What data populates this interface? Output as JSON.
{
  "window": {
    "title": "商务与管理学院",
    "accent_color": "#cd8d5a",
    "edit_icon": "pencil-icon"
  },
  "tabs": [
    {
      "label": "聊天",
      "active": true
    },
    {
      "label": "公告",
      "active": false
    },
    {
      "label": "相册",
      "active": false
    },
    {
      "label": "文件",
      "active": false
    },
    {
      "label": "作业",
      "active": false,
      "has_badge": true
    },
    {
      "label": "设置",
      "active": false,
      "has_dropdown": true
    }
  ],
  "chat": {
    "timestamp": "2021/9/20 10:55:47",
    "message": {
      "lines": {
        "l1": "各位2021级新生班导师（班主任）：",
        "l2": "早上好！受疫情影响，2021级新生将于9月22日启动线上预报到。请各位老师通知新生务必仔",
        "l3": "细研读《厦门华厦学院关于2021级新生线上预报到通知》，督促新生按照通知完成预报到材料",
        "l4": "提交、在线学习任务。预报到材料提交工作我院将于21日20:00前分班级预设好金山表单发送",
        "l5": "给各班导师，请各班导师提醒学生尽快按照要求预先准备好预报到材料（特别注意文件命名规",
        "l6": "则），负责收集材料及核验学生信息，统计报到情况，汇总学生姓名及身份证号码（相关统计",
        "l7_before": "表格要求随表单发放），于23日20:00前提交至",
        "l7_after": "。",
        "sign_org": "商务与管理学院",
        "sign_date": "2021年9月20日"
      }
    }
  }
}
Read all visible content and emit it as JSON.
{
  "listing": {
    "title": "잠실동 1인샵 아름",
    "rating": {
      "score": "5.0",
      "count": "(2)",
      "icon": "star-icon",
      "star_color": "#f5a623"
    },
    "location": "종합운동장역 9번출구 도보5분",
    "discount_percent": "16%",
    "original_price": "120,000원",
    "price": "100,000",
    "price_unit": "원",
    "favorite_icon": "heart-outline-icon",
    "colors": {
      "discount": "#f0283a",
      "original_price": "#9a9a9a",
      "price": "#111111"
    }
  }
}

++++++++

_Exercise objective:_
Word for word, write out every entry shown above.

_Finished task:_
What data populates this interface? Output as JSON.
{
  "window": {
    "title": "商务与管理学院",
    "accent_color": "#cd8d5a",
    "edit_icon": "pencil-icon"
  },
  "tabs": [
    {
      "label": "聊天",
      "active": true
    },
    {
      "label": "公告",
      "active": false
    },
    {
      "label": "相册",
      "active": false
    },
    {
      "label": "文件",
      "active": false
    },
    {
      "label": "作业",
      "active": false,
      "has_badge": true
    },
    {
      "label": "设置",
      "active": false,
      "has_dropdown": true
    }
  ],
  "chat": {
    "timestamp": "2021/9/20 10:55:47",
    "message": {
      "lines": {
        "l1": "各位2021级新生班导师（班主任）：",
        "l2": "早上好！受疫情影响，2021级新生将于9月22日启动线上预报到。请各位老师通知新生务必仔",
        "l3": "细研读《厦门华厦学院关于2021级新生线上预报到通知》，督促新生按照通知完成预报到材料",
        "l4": "提交、在线学习任务。预报到材料提交工作我院将于21日20:00前分班级预设好金山表单发送",
        "l5": "给各班导师，请各班导师提醒学生尽快按照要求预先准备好预报到材料（特别注意文件命名规",
        "l6": "则），负责收集材料及核验学生信息，统计报到情况，汇总学生姓名及身份证号码（相关统计",
        "l7_before": "表格要求随表单发放），于23日20:00前提交至",
        "l7_after": "。",
        "sign_org": "商务与管理学院",
        "sign_date": "2021年9月20日"
      }
    }
  }
}
Read all visible content and emit it as JSON.
{
  "listing": {
    "title": "잠실동 1인샵 아름",
    "rating": {
      "score": "5.0",
      "count": "(2)",
      "icon": "star-icon",
      "star_color": "#f5a623"
    },
    "location": "종합운동장역 9번출구 도보5분",
    "discount_percent": "16%",
    "original_price": "120,000원",
    "price": "100,000",
    "price_unit": "원",
    "favorite_icon": "heart-outline-icon",
    "colors": {
      "discount": "#f0283a",
      "original_price": "#9a9a9a",
      "price": "#111111"
    }
  }
}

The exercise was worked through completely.